An assistant professor in the University of Arizona School of Journalism is hitting the road for a 45-day road trip across the country to empower journalists and citizens to acquire public records.
David Cuillier, who also serves as the Society of Professional Journalists Freedom of Information chair, will travel April 27 through June 10 by car from Tucson to Washington state, Miami, Portland, Maine, and all places in between.
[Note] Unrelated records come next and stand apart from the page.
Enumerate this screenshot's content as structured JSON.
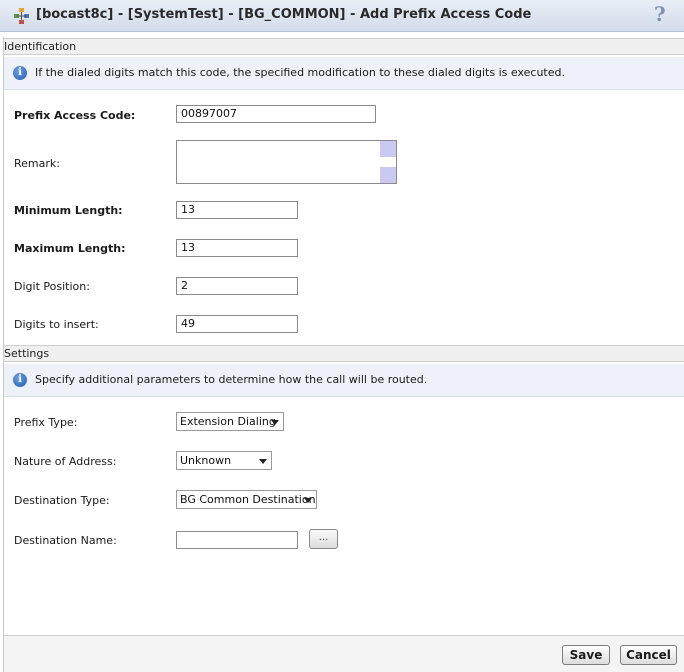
{
  "window": {
    "title": "[bocast8c] - [SystemTest] - [BG_COMMON] - Add Prefix Access Code",
    "help_symbol": "?"
  },
  "identification": {
    "section_title": "Identification",
    "info_text": "If the dialed digits match this code, the specified modification to these dialed digits is executed.",
    "fields": {
      "prefix_access_code": {
        "label": "Prefix Access Code:",
        "value": "00897007"
      },
      "remark": {
        "label": "Remark:",
        "value": ""
      },
      "minimum_length": {
        "label": "Minimum Length:",
        "value": "13"
      },
      "maximum_length": {
        "label": "Maximum Length:",
        "value": "13"
      },
      "digit_position": {
        "label": "Digit Position:",
        "value": "2"
      },
      "digits_to_insert": {
        "label": "Digits to insert:",
        "value": "49"
      }
    }
  },
  "settings": {
    "section_title": "Settings",
    "info_text": "Specify additional parameters to determine how the call will be routed.",
    "fields": {
      "prefix_type": {
        "label": "Prefix Type:",
        "value": "Extension Dialing"
      },
      "nature_of_address": {
        "label": "Nature of Address:",
        "value": "Unknown"
      },
      "destination_type": {
        "label": "Destination Type:",
        "value": "BG Common Destination"
      },
      "destination_name": {
        "label": "Destination Name:",
        "value": "",
        "browse_label": "..."
      }
    }
  },
  "footer": {
    "save_label": "Save",
    "cancel_label": "Cancel"
  },
  "icons": {
    "info": "info-icon",
    "app": "tree-network-icon",
    "help": "help-icon"
  }
}
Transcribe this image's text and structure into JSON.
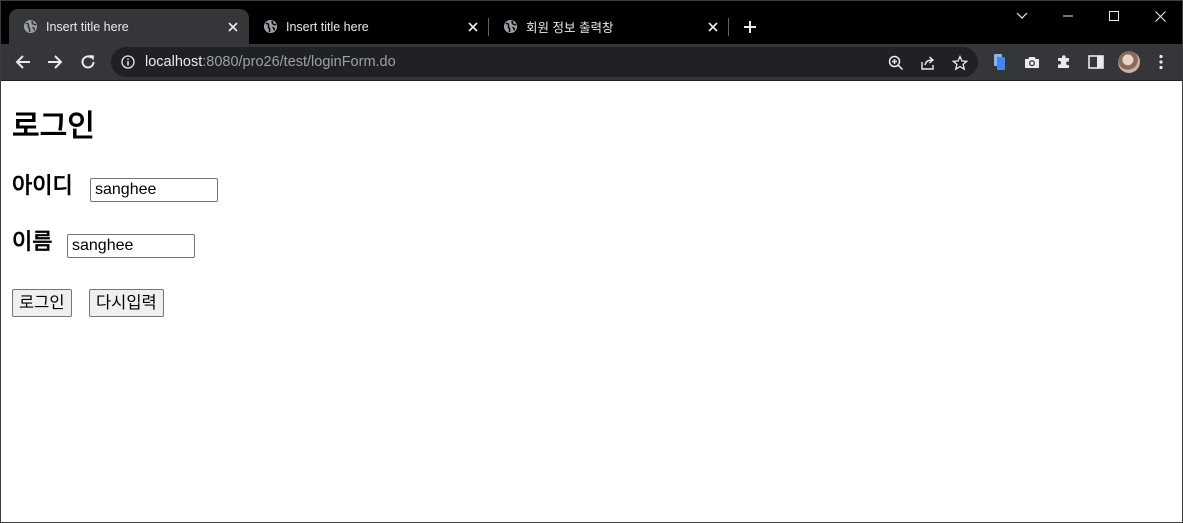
{
  "tabs": [
    {
      "title": "Insert title here",
      "active": true
    },
    {
      "title": "Insert title here",
      "active": false
    },
    {
      "title": "회원 정보 출력창",
      "active": false
    }
  ],
  "address_bar": {
    "host": "localhost",
    "path": ":8080/pro26/test/loginForm.do"
  },
  "page": {
    "heading": "로그인",
    "id_label": "아이디",
    "id_value": "sanghee",
    "name_label": "이름",
    "name_value": "sanghee",
    "login_button": "로그인",
    "reset_button": "다시입력"
  },
  "colors": {
    "tabstrip": "#000000",
    "toolbar": "#35363a",
    "omnibox": "#202124",
    "tab_text": "#e8eaed",
    "url_path": "#9aa0a6"
  },
  "icons": [
    "globe-icon",
    "close-icon",
    "plus-icon",
    "chevron-down-icon",
    "minimize-icon",
    "maximize-icon",
    "window-close-icon",
    "back-icon",
    "forward-icon",
    "reload-icon",
    "info-icon",
    "zoom-icon",
    "share-icon",
    "star-icon",
    "docs-icon",
    "camera-icon",
    "puzzle-icon",
    "sidepanel-icon",
    "kebab-menu-icon"
  ]
}
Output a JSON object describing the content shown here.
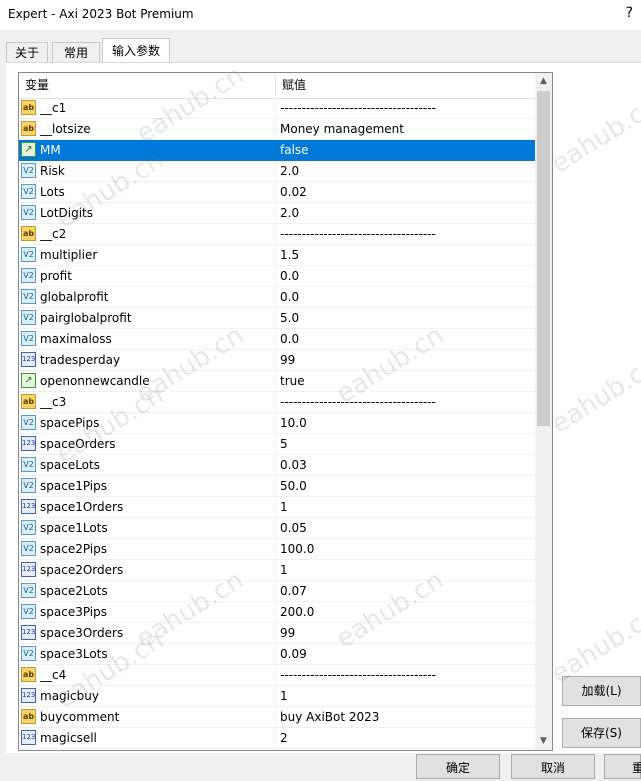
{
  "window": {
    "title": "Expert - Axi 2023 Bot Premium",
    "help": "?"
  },
  "tabs": [
    {
      "label": "关于",
      "active": false
    },
    {
      "label": "常用",
      "active": false
    },
    {
      "label": "输入参数",
      "active": true
    }
  ],
  "grid": {
    "header": {
      "variable": "变量",
      "value": "赋值"
    },
    "rows": [
      {
        "icon": "string-icon",
        "name": "__c1",
        "value": "------------------------------------",
        "selected": false
      },
      {
        "icon": "string-icon",
        "name": "__lotsize",
        "value": "Money management",
        "selected": false
      },
      {
        "icon": "bool-icon",
        "name": "MM",
        "value": "false",
        "selected": true
      },
      {
        "icon": "double-icon",
        "name": "Risk",
        "value": "2.0",
        "selected": false
      },
      {
        "icon": "double-icon",
        "name": "Lots",
        "value": "0.02",
        "selected": false
      },
      {
        "icon": "double-icon",
        "name": "LotDigits",
        "value": "2.0",
        "selected": false
      },
      {
        "icon": "string-icon",
        "name": "__c2",
        "value": "------------------------------------",
        "selected": false
      },
      {
        "icon": "double-icon",
        "name": "multiplier",
        "value": "1.5",
        "selected": false
      },
      {
        "icon": "double-icon",
        "name": "profit",
        "value": "0.0",
        "selected": false
      },
      {
        "icon": "double-icon",
        "name": "globalprofit",
        "value": "0.0",
        "selected": false
      },
      {
        "icon": "double-icon",
        "name": "pairglobalprofit",
        "value": "5.0",
        "selected": false
      },
      {
        "icon": "double-icon",
        "name": "maximaloss",
        "value": "0.0",
        "selected": false
      },
      {
        "icon": "integer-icon",
        "name": "tradesperday",
        "value": "99",
        "selected": false
      },
      {
        "icon": "bool-icon",
        "name": "openonnewcandle",
        "value": "true",
        "selected": false
      },
      {
        "icon": "string-icon",
        "name": "__c3",
        "value": "------------------------------------",
        "selected": false
      },
      {
        "icon": "double-icon",
        "name": "spacePips",
        "value": "10.0",
        "selected": false
      },
      {
        "icon": "integer-icon",
        "name": "spaceOrders",
        "value": "5",
        "selected": false
      },
      {
        "icon": "double-icon",
        "name": "spaceLots",
        "value": "0.03",
        "selected": false
      },
      {
        "icon": "double-icon",
        "name": "space1Pips",
        "value": "50.0",
        "selected": false
      },
      {
        "icon": "integer-icon",
        "name": "space1Orders",
        "value": "1",
        "selected": false
      },
      {
        "icon": "double-icon",
        "name": "space1Lots",
        "value": "0.05",
        "selected": false
      },
      {
        "icon": "double-icon",
        "name": "space2Pips",
        "value": "100.0",
        "selected": false
      },
      {
        "icon": "integer-icon",
        "name": "space2Orders",
        "value": "1",
        "selected": false
      },
      {
        "icon": "double-icon",
        "name": "space2Lots",
        "value": "0.07",
        "selected": false
      },
      {
        "icon": "double-icon",
        "name": "space3Pips",
        "value": "200.0",
        "selected": false
      },
      {
        "icon": "integer-icon",
        "name": "space3Orders",
        "value": "99",
        "selected": false
      },
      {
        "icon": "double-icon",
        "name": "space3Lots",
        "value": "0.09",
        "selected": false
      },
      {
        "icon": "string-icon",
        "name": "__c4",
        "value": "------------------------------------",
        "selected": false
      },
      {
        "icon": "integer-icon",
        "name": "magicbuy",
        "value": "1",
        "selected": false
      },
      {
        "icon": "string-icon",
        "name": "buycomment",
        "value": "buy AxiBot 2023",
        "selected": false
      },
      {
        "icon": "integer-icon",
        "name": "magicsell",
        "value": "2",
        "selected": false
      }
    ]
  },
  "icon_glyphs": {
    "string-icon": "ab",
    "double-icon": "V2",
    "integer-icon": "123",
    "bool-icon": "↗"
  },
  "buttons": {
    "load": "加载(L)",
    "save": "保存(S)",
    "ok": "确定",
    "cancel": "取消",
    "reset": "重"
  },
  "watermark": "eahub.cn",
  "colors": {
    "selection": "#0078d7"
  }
}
In all, Cuilllier plans to touch base with more than 1,000 people in 50 groups in more than 30 states, including newsrooms, SPJ chapters, coalitions for open government and universities.
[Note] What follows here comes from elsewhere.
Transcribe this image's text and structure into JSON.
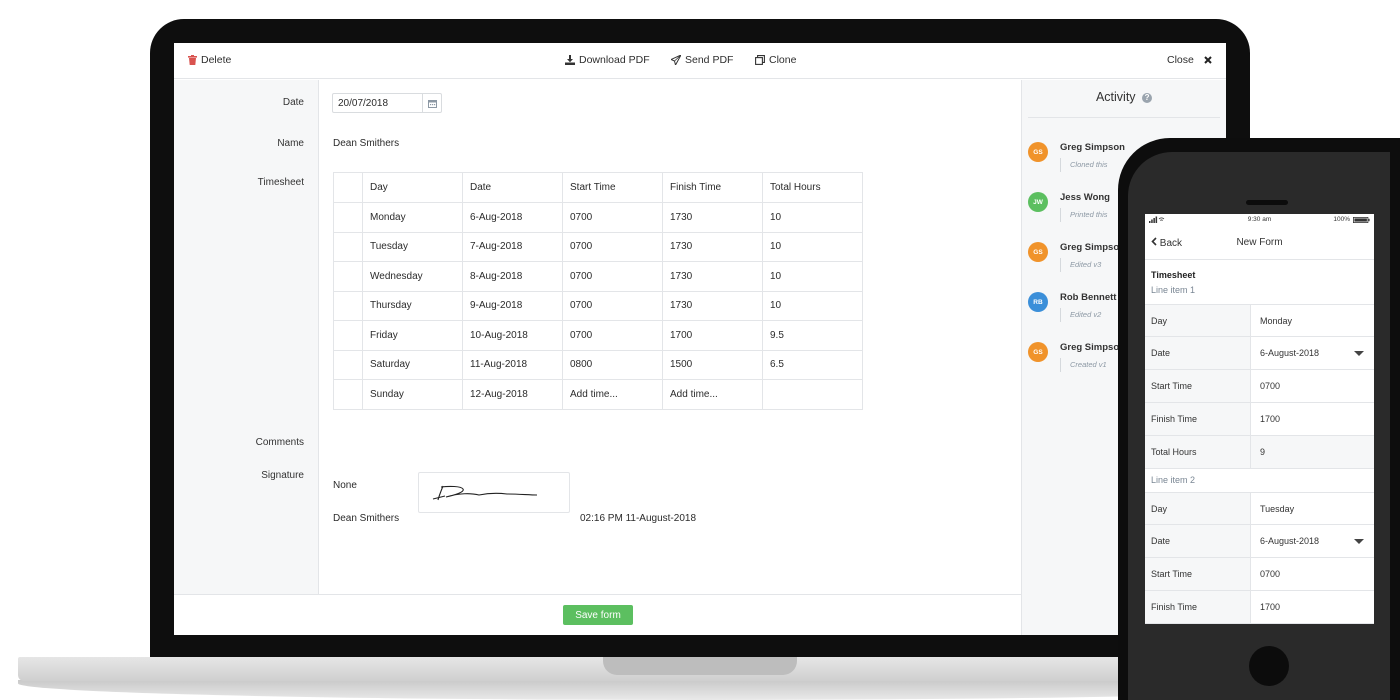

"It's a little bit of training mixed with a little survey research, a hint of traveling circus and a whole lot of tent revival," Cuillier said. "Freedom of information, within responsible constraints, is something we can all hoot about."
His mission is to provide training, handouts and pep talks, focusing on journalists who are struggling to do in-depth reporting because of more demands on their time.
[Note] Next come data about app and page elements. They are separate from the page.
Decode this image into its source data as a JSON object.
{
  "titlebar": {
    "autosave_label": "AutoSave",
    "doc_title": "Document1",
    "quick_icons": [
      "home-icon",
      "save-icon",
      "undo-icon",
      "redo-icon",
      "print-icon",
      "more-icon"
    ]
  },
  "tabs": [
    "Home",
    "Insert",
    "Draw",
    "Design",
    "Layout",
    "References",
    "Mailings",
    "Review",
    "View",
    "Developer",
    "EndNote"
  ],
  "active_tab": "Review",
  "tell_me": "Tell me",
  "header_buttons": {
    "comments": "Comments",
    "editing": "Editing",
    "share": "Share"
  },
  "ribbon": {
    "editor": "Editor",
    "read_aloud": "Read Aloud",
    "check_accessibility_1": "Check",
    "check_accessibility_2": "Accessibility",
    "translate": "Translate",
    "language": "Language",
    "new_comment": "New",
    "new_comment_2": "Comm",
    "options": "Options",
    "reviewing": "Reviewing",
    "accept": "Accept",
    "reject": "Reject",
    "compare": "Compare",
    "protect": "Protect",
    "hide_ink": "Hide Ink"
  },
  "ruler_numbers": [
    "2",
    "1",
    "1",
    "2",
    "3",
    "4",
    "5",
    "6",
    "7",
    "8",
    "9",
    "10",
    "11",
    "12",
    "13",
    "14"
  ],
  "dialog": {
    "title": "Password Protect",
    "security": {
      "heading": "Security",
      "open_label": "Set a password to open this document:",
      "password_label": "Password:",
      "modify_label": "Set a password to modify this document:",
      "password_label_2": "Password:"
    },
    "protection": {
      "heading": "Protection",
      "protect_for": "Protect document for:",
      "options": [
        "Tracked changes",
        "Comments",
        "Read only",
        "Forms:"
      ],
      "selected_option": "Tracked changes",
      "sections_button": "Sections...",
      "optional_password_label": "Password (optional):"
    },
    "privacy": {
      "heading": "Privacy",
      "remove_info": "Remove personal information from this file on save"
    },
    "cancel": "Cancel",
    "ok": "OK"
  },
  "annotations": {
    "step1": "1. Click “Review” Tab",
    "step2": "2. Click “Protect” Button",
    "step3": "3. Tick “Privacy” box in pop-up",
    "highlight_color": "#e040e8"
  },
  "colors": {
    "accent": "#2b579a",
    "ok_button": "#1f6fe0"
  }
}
"With today's newsrooms decimated by cuts, journalists are demoralized and stretched thin," Cuillier said. "Sometimes everyone needs a reminder of the importance of dogged research, getting at the facts and accessing government documents that help us understand our communities."
During the trip, Cuillier also will survey journalists and citizens to find out whether they are using public records more or less than they have in previous years, and why. He will try to find out what barriers people face in accessing public records.
The tour is made possible by grants from the Society of Professional Journalists and the National Freedom of Information Coalition, with assistance from the UA School of Journalism.
Cuillier, a former newspaper journalist from the Pacific Northwest, is co-author of "The Art of Access: Strategies for Acquiring Public Records," a book that helps journalists and citizens better navigate the maze of requesting government documents.
Cuillier will blog daily from the road and include photos and information about the people he meets. He also will provide tips for accessing records.
By Jeff Harrison, University Communications April 23, 2010